Social ties and concern for global warming

Recent research focusing on social factors affecting risk perceptions has suggested that social networks might help to explain why differences of opinion about climate change persist across segments of the lay public despite the scientific consensus. Juha Itkonen found that respondents tend to have friends with similar concerns as their own, the unconcerned respondents have fewer friends, and any two respondents who disagreed about the seriousness of global warming were less than half as likely to be friends. The results indicate that the structure of the social network may hinder changes in opinions, explaining why opinions persist despite the scientific consensus. The results suggest that the communication of climate science could be improved by strategies that aim to overcome these network effects.

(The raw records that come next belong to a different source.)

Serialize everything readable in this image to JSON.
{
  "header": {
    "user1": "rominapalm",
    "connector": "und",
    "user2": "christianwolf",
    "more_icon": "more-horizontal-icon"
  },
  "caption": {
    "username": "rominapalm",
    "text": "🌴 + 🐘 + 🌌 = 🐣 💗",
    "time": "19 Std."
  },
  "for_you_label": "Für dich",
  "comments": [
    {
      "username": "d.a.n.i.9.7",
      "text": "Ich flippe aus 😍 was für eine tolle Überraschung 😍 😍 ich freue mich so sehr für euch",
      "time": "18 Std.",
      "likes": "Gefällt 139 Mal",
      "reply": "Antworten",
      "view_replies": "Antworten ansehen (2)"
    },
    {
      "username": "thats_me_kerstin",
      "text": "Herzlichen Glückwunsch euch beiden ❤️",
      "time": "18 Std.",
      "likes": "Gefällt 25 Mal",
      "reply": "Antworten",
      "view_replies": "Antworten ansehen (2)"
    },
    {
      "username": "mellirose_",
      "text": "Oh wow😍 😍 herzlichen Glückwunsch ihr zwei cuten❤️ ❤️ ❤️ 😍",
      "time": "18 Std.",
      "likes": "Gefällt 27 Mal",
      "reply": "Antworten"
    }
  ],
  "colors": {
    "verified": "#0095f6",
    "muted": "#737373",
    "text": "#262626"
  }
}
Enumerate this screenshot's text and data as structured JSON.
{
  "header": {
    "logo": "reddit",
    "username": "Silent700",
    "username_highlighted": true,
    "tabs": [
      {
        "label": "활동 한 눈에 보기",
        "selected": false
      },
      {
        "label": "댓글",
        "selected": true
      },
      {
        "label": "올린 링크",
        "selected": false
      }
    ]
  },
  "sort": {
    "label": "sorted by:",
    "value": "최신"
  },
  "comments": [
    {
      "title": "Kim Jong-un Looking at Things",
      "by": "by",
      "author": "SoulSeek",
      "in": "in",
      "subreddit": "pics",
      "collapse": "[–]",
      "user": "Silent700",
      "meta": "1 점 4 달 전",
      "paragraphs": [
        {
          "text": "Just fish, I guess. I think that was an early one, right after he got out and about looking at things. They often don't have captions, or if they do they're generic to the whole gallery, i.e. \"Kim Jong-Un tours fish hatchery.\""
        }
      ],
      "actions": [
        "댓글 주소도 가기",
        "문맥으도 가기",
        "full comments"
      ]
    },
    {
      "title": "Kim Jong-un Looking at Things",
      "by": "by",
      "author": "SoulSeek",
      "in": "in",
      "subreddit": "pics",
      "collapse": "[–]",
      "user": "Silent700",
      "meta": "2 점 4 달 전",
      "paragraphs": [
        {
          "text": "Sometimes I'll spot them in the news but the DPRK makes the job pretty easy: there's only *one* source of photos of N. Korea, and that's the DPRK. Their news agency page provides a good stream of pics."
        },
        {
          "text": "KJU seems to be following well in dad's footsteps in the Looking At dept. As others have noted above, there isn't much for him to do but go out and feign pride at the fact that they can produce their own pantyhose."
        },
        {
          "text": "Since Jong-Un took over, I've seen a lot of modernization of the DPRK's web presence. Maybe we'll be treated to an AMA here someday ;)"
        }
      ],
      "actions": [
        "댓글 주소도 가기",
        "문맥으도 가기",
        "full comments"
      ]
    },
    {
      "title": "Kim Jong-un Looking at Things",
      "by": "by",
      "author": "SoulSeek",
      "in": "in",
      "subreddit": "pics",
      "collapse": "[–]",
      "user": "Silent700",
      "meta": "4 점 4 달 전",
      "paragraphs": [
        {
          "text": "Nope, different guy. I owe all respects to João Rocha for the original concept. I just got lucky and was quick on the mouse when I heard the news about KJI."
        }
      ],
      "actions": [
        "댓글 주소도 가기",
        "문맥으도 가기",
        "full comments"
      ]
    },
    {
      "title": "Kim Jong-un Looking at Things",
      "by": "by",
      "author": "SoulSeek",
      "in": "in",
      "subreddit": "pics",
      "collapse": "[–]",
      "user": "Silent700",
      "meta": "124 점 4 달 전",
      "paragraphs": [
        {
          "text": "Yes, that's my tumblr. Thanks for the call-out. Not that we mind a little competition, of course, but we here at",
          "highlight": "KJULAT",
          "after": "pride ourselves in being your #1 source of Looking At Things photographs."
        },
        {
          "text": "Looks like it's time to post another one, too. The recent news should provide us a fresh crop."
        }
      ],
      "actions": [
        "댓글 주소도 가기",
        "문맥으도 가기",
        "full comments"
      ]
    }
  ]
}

The article was published in Climatic Change.


Busting climate myths: a practical guide

By John Cook, Skeptical Science, 12 June 2015.

One effective way to reduce the influence of science denial is through “inoculation”: you can build resistance to misinformation by exposing people to a weak form of the misinformation.

How do we practically achieve that? There are two key elements to refuting misinformation. The first half of a debunking is offering a factual alternative. To understand what I mean by this, you need to understand what happens in a person’s mind when you correct a misconception.

People build mental models of how the world works, where all the different parts of the model fit together like cogs. Imagine one of those cogs is a myth. When you explain that the myth is false, you pluck out that cog, leaving a gap in their mental model.

But people feel uncomfortable with an incomplete model. They want to feel as if they know what’s going on. So if you create a gap, you need to fill the gap with an alternative fact.

Read the rest of the article here.

Getting active

Dialogue on campaigning to urgently restore a safe climate

Melbourne climate researchers Philip Sutton and Don McArthur are holding meetings for interested person on campaigning to restore a safe climate. Involving a series of workshops and/or online discussion, the starting points for this dialogue are:

  • the need to work rapidly to restore the climate to conditions that are safe for all people, all species and all generations
  • understanding a global average of 2 degrees warming as the boundary between “dangerous” and “very dangerous”
  • the climate being too hot already (e.g. as evident in the melting of the West Antarctic ice sheet and increases in extreme weather events)
  • the evidence that we have already used up the carbon budget for a safe climate and that we have zero carbon budget left
  • needing to do more than just move in the “right direction”: (e.g.) increasing renewables and reducing carbon emissions, but also to moving far enough in these directions in order to restore a safe climate - fast enough. This means our campaigning needs to be framed to get the climate to a specific set of preferred safe conditions.

The face-to-face meetings in Melbourne have already begun, but people are also welcome to join in an email dialogue.

Further queries, contact: or Don McArthur


Australian Psychological Society 50th Annual Conference


28 September - 2 October, Gold Coast

Registrations open mid April – see here for more details.